EXERCISE
Below are some records; reproduce every one of them exactly.

PROVIDED DATA
▬▬▬▬▬▬▬▬▬▬
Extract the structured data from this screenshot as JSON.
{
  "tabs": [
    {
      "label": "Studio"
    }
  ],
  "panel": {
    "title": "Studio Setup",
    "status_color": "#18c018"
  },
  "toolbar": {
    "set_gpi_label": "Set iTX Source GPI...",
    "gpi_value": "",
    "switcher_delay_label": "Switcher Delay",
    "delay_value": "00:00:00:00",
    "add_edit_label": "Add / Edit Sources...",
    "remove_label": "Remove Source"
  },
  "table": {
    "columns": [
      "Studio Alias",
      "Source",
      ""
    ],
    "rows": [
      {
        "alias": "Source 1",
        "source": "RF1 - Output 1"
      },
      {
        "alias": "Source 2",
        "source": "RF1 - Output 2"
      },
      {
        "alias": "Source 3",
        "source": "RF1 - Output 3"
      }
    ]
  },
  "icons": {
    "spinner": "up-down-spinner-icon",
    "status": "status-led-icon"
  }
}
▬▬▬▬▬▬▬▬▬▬
EXERCISE SOLUTION
Extract the structured data from this screenshot as JSON.
{
  "tabs": [
    {
      "label": "Studio"
    }
  ],
  "panel": {
    "title": "Studio Setup",
    "status_color": "#18c018"
  },
  "toolbar": {
    "set_gpi_label": "Set iTX Source GPI...",
    "gpi_value": "",
    "switcher_delay_label": "Switcher Delay",
    "delay_value": "00:00:00:00",
    "add_edit_label": "Add / Edit Sources...",
    "remove_label": "Remove Source"
  },
  "table": {
    "columns": [
      "Studio Alias",
      "Source",
      ""
    ],
    "rows": [
      {
        "alias": "Source 1",
        "source": "RF1 - Output 1"
      },
      {
        "alias": "Source 2",
        "source": "RF1 - Output 2"
      },
      {
        "alias": "Source 3",
        "source": "RF1 - Output 3"
      }
    ]
  },
  "icons": {
    "spinner": "up-down-spinner-icon",
    "status": "status-led-icon"
  }
}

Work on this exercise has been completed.